The time has come when something should be done definitely to prevent this serious source of infection. The means would be, examination of the milk to ascertain if tubercle bacilli are present in it, and examination of the cattle to see which of them are tuberculous and which of them are yielding tuberculous milk. Of course, it is not every tuberculous cow that yields tuberculous milk, and the injection of tuberculin, and the observation whether fever is produced or not, and the killing of all cattle that react, is not a feasible proposition. Some that react may not be tuberculous, and the great majority will not have tuberculosis of the udder, and therefore will not be particularly dangerous. But wherever an animal is found to be yielding tuberculous milk, that animal ought to be killed and cremated. I received a circular two or three days ago, and it was this circular really that led me to speak. Evidently an agitation is beginning against the Minister of Health, to prevent him from bringing in another Milk Bill. The circular stated that it was understood that the Minister had an agreed Bill. I do not believe he will ever get an agreed Bill that is of any use. I think he will have to bring in a Bill which recommends the proper measures, and to carry it out. The Government, with their very large majority, would have no trouble in passing any Bill that they liked, and I cannot think of any better preparation for a General Election which, I am told, is in the air, than to be able to say that you have passed this Bill with a view to saving the children. It would appeal to the women, who now form practically half the electorate, more than any topic you could take up. In fact, I am not sure that it would not be better if the Minister could arrange to be defeated on the Bill.

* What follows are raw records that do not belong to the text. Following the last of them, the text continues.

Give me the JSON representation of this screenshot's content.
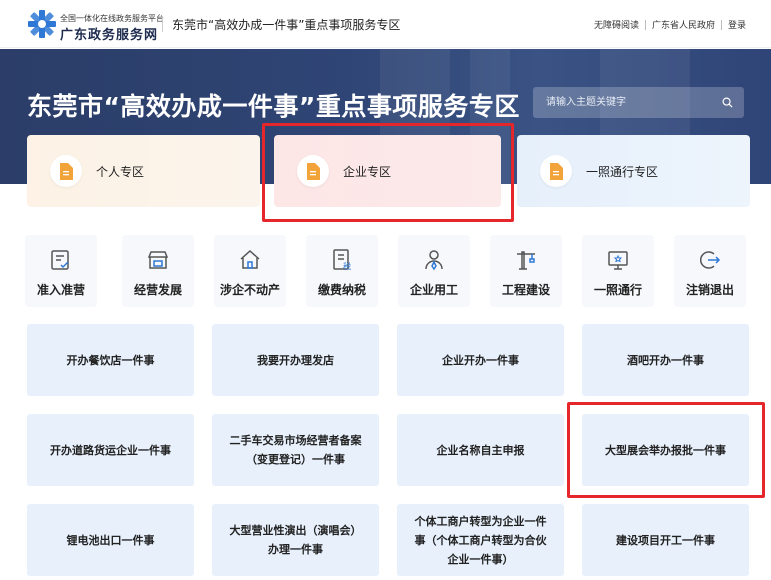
{
  "header": {
    "brand_small": "全国一体化在线政务服务平台",
    "brand_big": "广东政务服务网",
    "page_title": "东莞市“高效办成一件事”重点事项服务专区",
    "links": [
      "无障碍阅读",
      "广东省人民政府",
      "登录"
    ]
  },
  "banner": {
    "title": "东莞市“高效办成一件事”重点事项服务专区",
    "search_placeholder": "请输入主题关键字"
  },
  "zones": [
    {
      "label": "个人专区"
    },
    {
      "label": "企业专区"
    },
    {
      "label": "一照通行专区"
    }
  ],
  "categories": [
    {
      "label": "准入准营",
      "icon": "checklist-icon"
    },
    {
      "label": "经营发展",
      "icon": "shop-icon"
    },
    {
      "label": "涉企不动产",
      "icon": "house-icon"
    },
    {
      "label": "缴费纳税",
      "icon": "tax-document-icon"
    },
    {
      "label": "企业用工",
      "icon": "worker-icon"
    },
    {
      "label": "工程建设",
      "icon": "crane-icon"
    },
    {
      "label": "一照通行",
      "icon": "license-monitor-icon"
    },
    {
      "label": "注销退出",
      "icon": "exit-icon"
    }
  ],
  "tiles": [
    [
      "开办餐饮店一件事"
    ],
    [
      "我要开办理发店"
    ],
    [
      "企业开办一件事"
    ],
    [
      "酒吧开办一件事"
    ],
    [
      "开办道路货运企业一件事"
    ],
    [
      "二手车交易市场经营者备案",
      "（变更登记）一件事"
    ],
    [
      "企业名称自主申报"
    ],
    [
      "大型展会举办报批一件事"
    ],
    [
      "锂电池出口一件事"
    ],
    [
      "大型营业性演出（演唱会）",
      "办理一件事"
    ],
    [
      "个体工商户转型为企业一件",
      "事（个体工商户转型为合伙",
      "企业一件事）"
    ],
    [
      "建设项目开工一件事"
    ]
  ],
  "colors": {
    "highlight": "#e5262a",
    "banner": "#2f4575",
    "tile": "#e7f0fb",
    "brand": "#3a7bd5"
  }
}
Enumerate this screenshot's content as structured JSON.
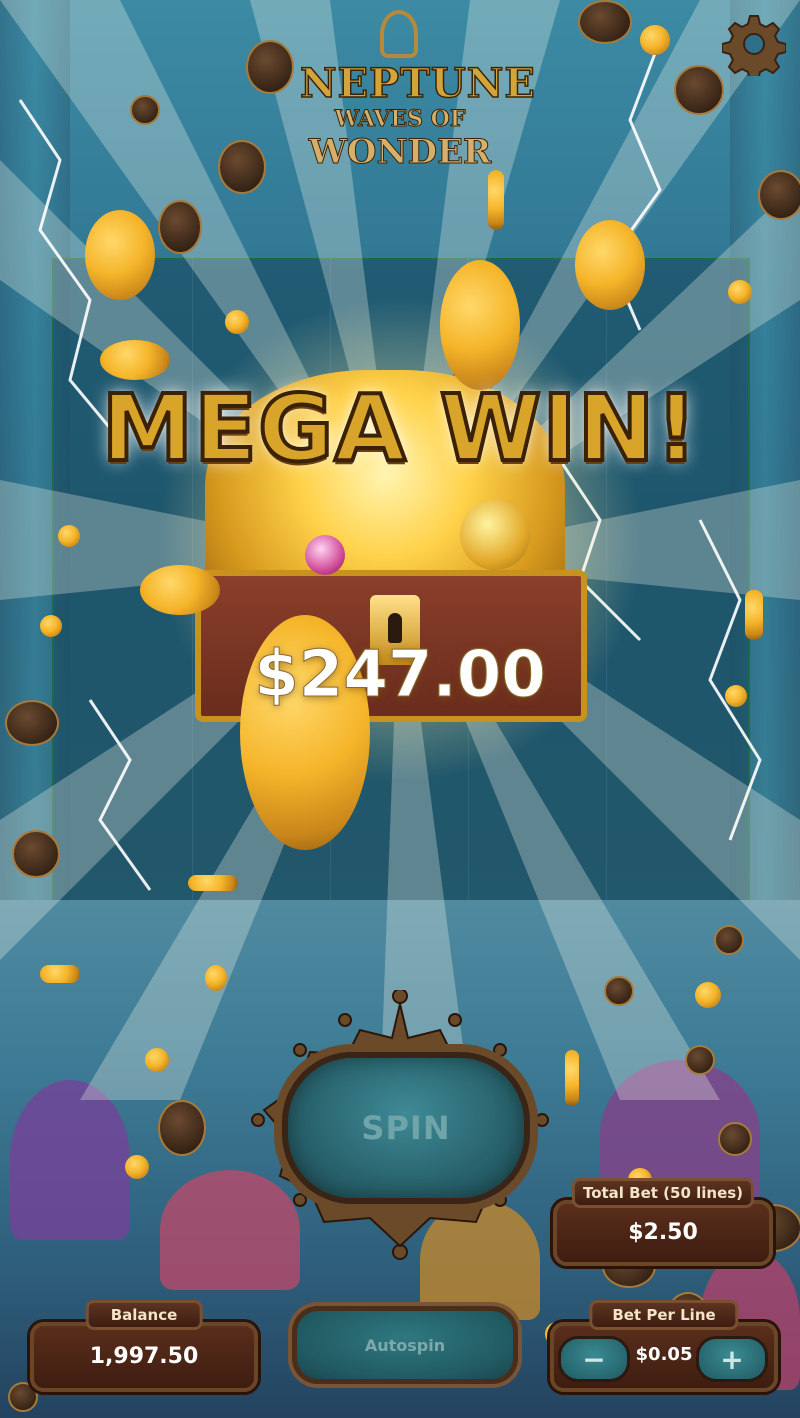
{
  "game": {
    "logo_line1": "NEPTUNE",
    "logo_line2": "WAVES OF",
    "logo_line3": "WONDER"
  },
  "win": {
    "headline": "MEGA WIN!",
    "amount": "$247.00"
  },
  "controls": {
    "spin_label": "SPIN",
    "autospin_label": "Autospin",
    "balance_label": "Balance",
    "balance_value": "1,997.50",
    "total_bet_label": "Total Bet (50 lines)",
    "total_bet_value": "$2.50",
    "bet_per_line_label": "Bet Per Line",
    "bet_per_line_value": "$0.05",
    "minus_label": "−",
    "plus_label": "+"
  },
  "icons": {
    "settings": "gear-icon",
    "emblem": "trident-emblem-icon"
  },
  "colors": {
    "gold": "#d9a42a",
    "panel_brown": "#5a2e1c",
    "spin_teal": "#2a6670"
  }
}
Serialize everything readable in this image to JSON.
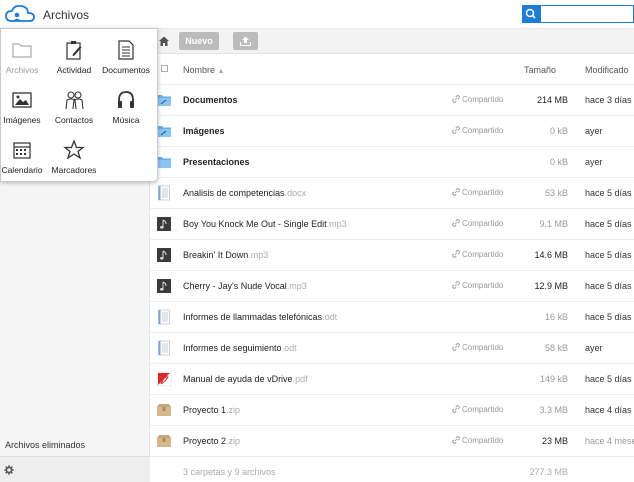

I know such things have been done, although I do not suppose he would dream of doing it. In that case, however, he could go to the country and say, "I have brought in a Bill which would have saved your children, and those wicked Labour people—or Wee Frees—or Anti-Waste people—have prevented"—